### Exercise inputs
───
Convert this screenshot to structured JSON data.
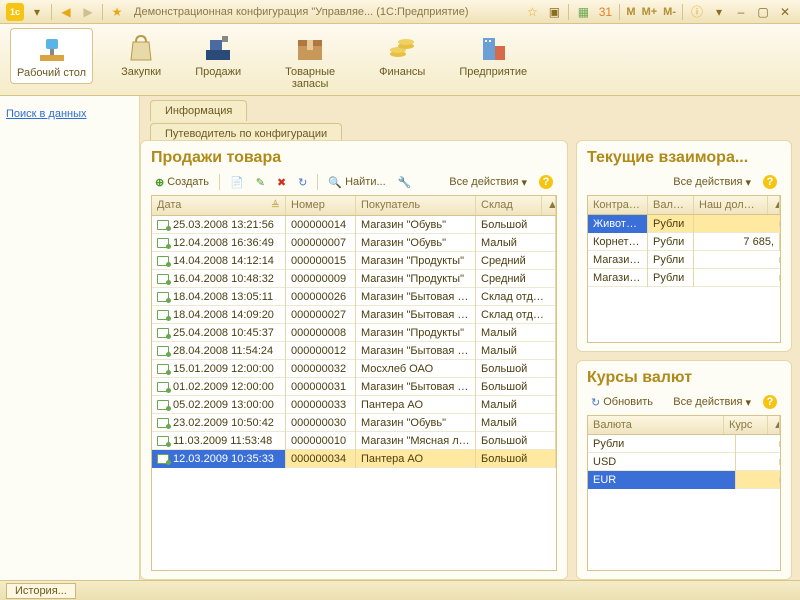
{
  "titlebar": {
    "title": "Демонстрационная конфигурация \"Управляе...   (1С:Предприятие)",
    "mem": [
      "M",
      "M+",
      "M-"
    ]
  },
  "sections": [
    {
      "label": "Рабочий стол",
      "active": true
    },
    {
      "label": "Закупки"
    },
    {
      "label": "Продажи"
    },
    {
      "label": "Товарные запасы"
    },
    {
      "label": "Финансы"
    },
    {
      "label": "Предприятие"
    }
  ],
  "left": {
    "search": "Поиск в данных"
  },
  "tabs": [
    "Информация",
    "Путеводитель по конфигурации"
  ],
  "sales": {
    "title": "Продажи товара",
    "tb": {
      "create": "Создать",
      "find": "Найти...",
      "actions": "Все действия"
    },
    "cols": [
      "Дата",
      "Номер",
      "Покупатель",
      "Склад"
    ],
    "rows": [
      [
        "25.03.2008 13:21:56",
        "000000014",
        "Магазин \"Обувь\"",
        "Большой"
      ],
      [
        "12.04.2008 16:36:49",
        "000000007",
        "Магазин \"Обувь\"",
        "Малый"
      ],
      [
        "14.04.2008 14:12:14",
        "000000015",
        "Магазин \"Продукты\"",
        "Средний"
      ],
      [
        "16.04.2008 10:48:32",
        "000000009",
        "Магазин \"Продукты\"",
        "Средний"
      ],
      [
        "18.04.2008 13:05:11",
        "000000026",
        "Магазин \"Бытовая т…",
        "Склад отд…"
      ],
      [
        "18.04.2008 14:09:20",
        "000000027",
        "Магазин \"Бытовая т…",
        "Склад отд…"
      ],
      [
        "25.04.2008 10:45:37",
        "000000008",
        "Магазин \"Продукты\"",
        "Малый"
      ],
      [
        "28.04.2008 11:54:24",
        "000000012",
        "Магазин \"Бытовая т…",
        "Малый"
      ],
      [
        "15.01.2009 12:00:00",
        "000000032",
        "Мосхлеб ОАО",
        "Большой"
      ],
      [
        "01.02.2009 12:00:00",
        "000000031",
        "Магазин \"Бытовая т…",
        "Большой"
      ],
      [
        "05.02.2009 13:00:00",
        "000000033",
        "Пантера АО",
        "Малый"
      ],
      [
        "23.02.2009 10:50:42",
        "000000030",
        "Магазин \"Обувь\"",
        "Малый"
      ],
      [
        "11.03.2009 11:53:48",
        "000000010",
        "Магазин \"Мясная ла…",
        "Большой"
      ],
      [
        "12.03.2009 10:35:33",
        "000000034",
        "Пантера АО",
        "Большой"
      ]
    ],
    "selected": 13
  },
  "debts": {
    "title": "Текущие взаимора...",
    "actions": "Все действия",
    "cols": [
      "Контраг…",
      "Вал…",
      "Наш дол…"
    ],
    "rows": [
      [
        "Животн…",
        "Рубли",
        ""
      ],
      [
        "Корнет …",
        "Рубли",
        "7 685,"
      ],
      [
        "Магази…",
        "Рубли",
        ""
      ],
      [
        "Магази…",
        "Рубли",
        ""
      ]
    ],
    "selected": 0
  },
  "rates": {
    "title": "Курсы валют",
    "refresh": "Обновить",
    "actions": "Все действия",
    "cols": [
      "Валюта",
      "Курс"
    ],
    "rows": [
      [
        "Рубли",
        ""
      ],
      [
        "USD",
        ""
      ],
      [
        "EUR",
        ""
      ]
    ],
    "selected": 2
  },
  "status": {
    "history": "История..."
  }
}
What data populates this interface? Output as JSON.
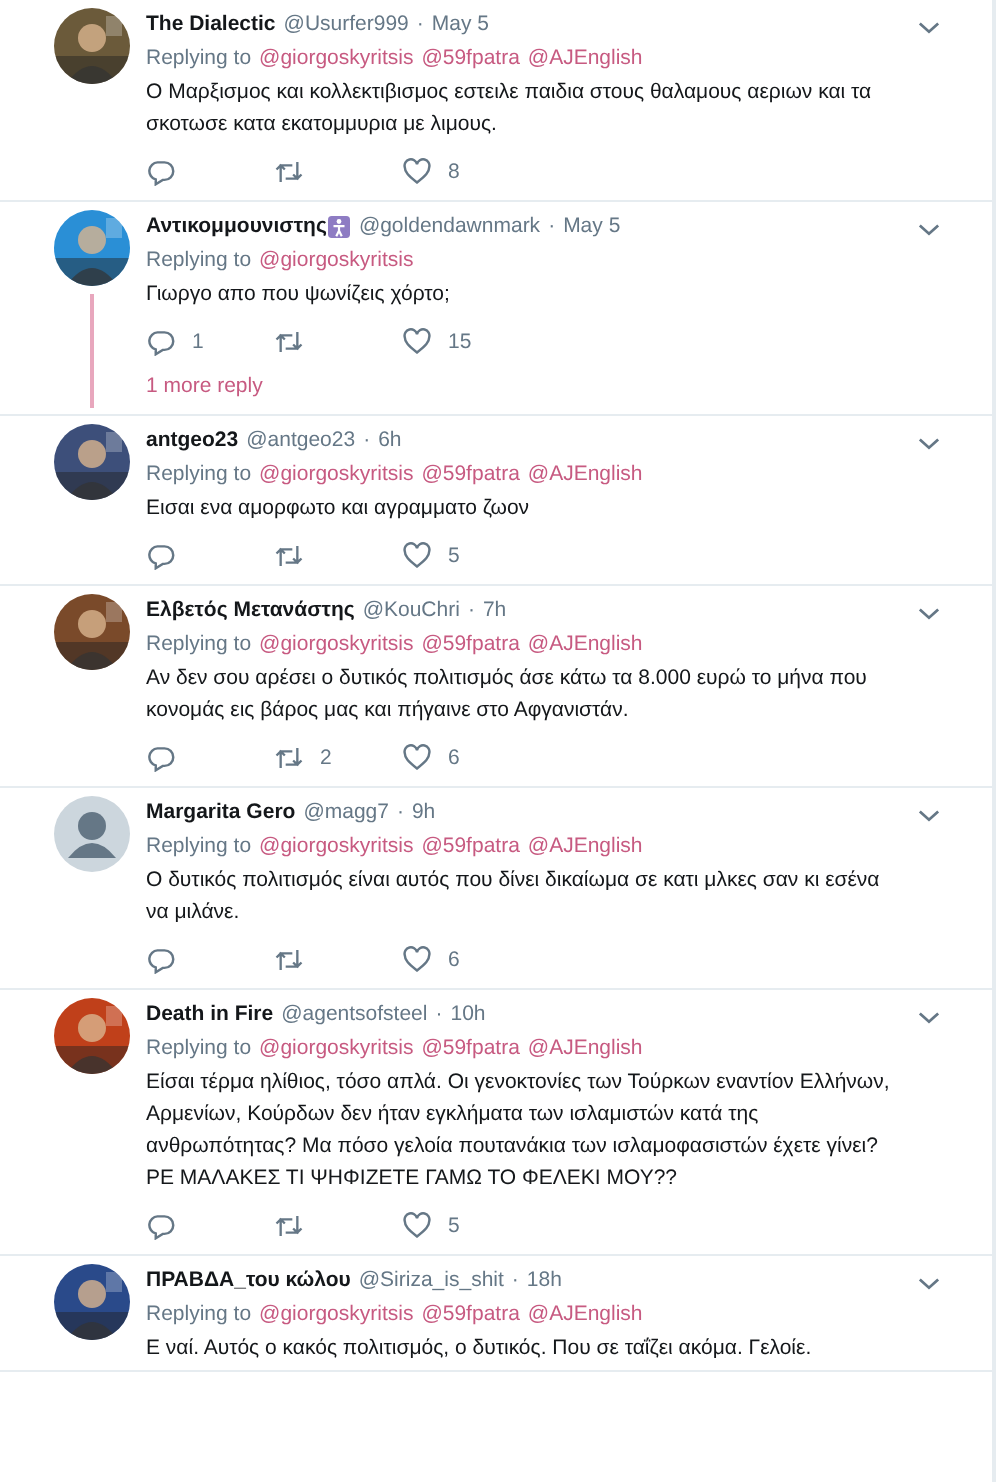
{
  "separator": "·",
  "tweets": [
    {
      "name": "The Dialectic",
      "handle": "@Usurfer999",
      "time": "May 5",
      "replying_label": "Replying to",
      "replying_to": [
        "@giorgoskyritsis",
        "@59fpatra",
        "@AJEnglish"
      ],
      "text": "Ο Μαρξισμος και κολλεκτιβισμος εστειλε παιδια στους θαλαμους αεριων και τα σκοτωσε κατα εκατομμυρια με λιμους.",
      "actions": [
        {
          "kind": "reply"
        },
        {
          "kind": "retweet"
        },
        {
          "kind": "like",
          "count": "8"
        }
      ]
    },
    {
      "name": "Αντικομμουνιστης",
      "badge": true,
      "handle": "@goldendawnmark",
      "time": "May 5",
      "replying_label": "Replying to",
      "replying_to": [
        "@giorgoskyritsis"
      ],
      "text": "Γιωργο απο που ψωνίζεις χόρτο;",
      "actions": [
        {
          "kind": "reply",
          "count": "1"
        },
        {
          "kind": "retweet"
        },
        {
          "kind": "like",
          "count": "15"
        }
      ],
      "more_replies": "1 more reply"
    },
    {
      "name": "antgeo23",
      "handle": "@antgeo23",
      "time": "6h",
      "replying_label": "Replying to",
      "replying_to": [
        "@giorgoskyritsis",
        "@59fpatra",
        "@AJEnglish"
      ],
      "text": "Εισαι ενα αμορφωτο και αγραμματο ζωον",
      "actions": [
        {
          "kind": "reply"
        },
        {
          "kind": "retweet"
        },
        {
          "kind": "like",
          "count": "5"
        }
      ]
    },
    {
      "name": "Ελβετός Μετανάστης",
      "handle": "@KouChri",
      "time": "7h",
      "replying_label": "Replying to",
      "replying_to": [
        "@giorgoskyritsis",
        "@59fpatra",
        "@AJEnglish"
      ],
      "text": "Αν δεν σου αρέσει ο δυτικός πολιτισμός άσε κάτω τα 8.000 ευρώ το μήνα που κονομάς εις βάρος μας και πήγαινε στο Αφγανιστάν.",
      "actions": [
        {
          "kind": "reply"
        },
        {
          "kind": "retweet",
          "count": "2"
        },
        {
          "kind": "like",
          "count": "6"
        }
      ]
    },
    {
      "name": "Margarita Gero",
      "handle": "@magg7",
      "time": "9h",
      "avatar": {
        "kind": "default",
        "color": "#ccd6dd"
      },
      "replying_label": "Replying to",
      "replying_to": [
        "@giorgoskyritsis",
        "@59fpatra",
        "@AJEnglish"
      ],
      "text": "Ο δυτικός πολιτισμός είναι αυτός που δίνει δικαίωμα σε κατι μλκες σαν κι εσένα να μιλάνε.",
      "actions": [
        {
          "kind": "reply"
        },
        {
          "kind": "retweet"
        },
        {
          "kind": "like",
          "count": "6"
        }
      ]
    },
    {
      "name": "Death in Fire",
      "handle": "@agentsofsteel",
      "time": "10h",
      "replying_label": "Replying to",
      "replying_to": [
        "@giorgoskyritsis",
        "@59fpatra",
        "@AJEnglish"
      ],
      "text": "Είσαι τέρμα ηλίθιος, τόσο απλά. Οι γενοκτονίες των Τούρκων εναντίον Ελλήνων, Αρμενίων, Κούρδων δεν ήταν εγκλήματα των ισλαμιστών κατά της ανθρωπότητας? Μα πόσο γελοία πουτανάκια των ισλαμοφασιστών έχετε γίνει? ΡΕ ΜΑΛΑΚΕΣ ΤΙ ΨΗΦΙΖΕΤΕ ΓΑΜΩ ΤΟ ΦΕΛΕΚΙ ΜΟΥ??",
      "actions": [
        {
          "kind": "reply"
        },
        {
          "kind": "retweet"
        },
        {
          "kind": "like",
          "count": "5"
        }
      ]
    },
    {
      "name": "ΠΡΑΒΔΑ_του κώλου",
      "handle": "@Siriza_is_shit",
      "time": "18h",
      "replying_label": "Replying to",
      "replying_to": [
        "@giorgoskyritsis",
        "@59fpatra",
        "@AJEnglish"
      ],
      "text": "Ε ναί. Αυτός ο κακός πολιτισμός, ο δυτικός. Που σε ταΐζει ακόμα. Γελοίε."
    }
  ]
}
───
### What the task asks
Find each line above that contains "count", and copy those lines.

### Solution
          "count": "8"
          "count": "1"
          "count": "15"
          "count": "5"
          "count": "2"
          "count": "6"
          "count": "6"
          "count": "5"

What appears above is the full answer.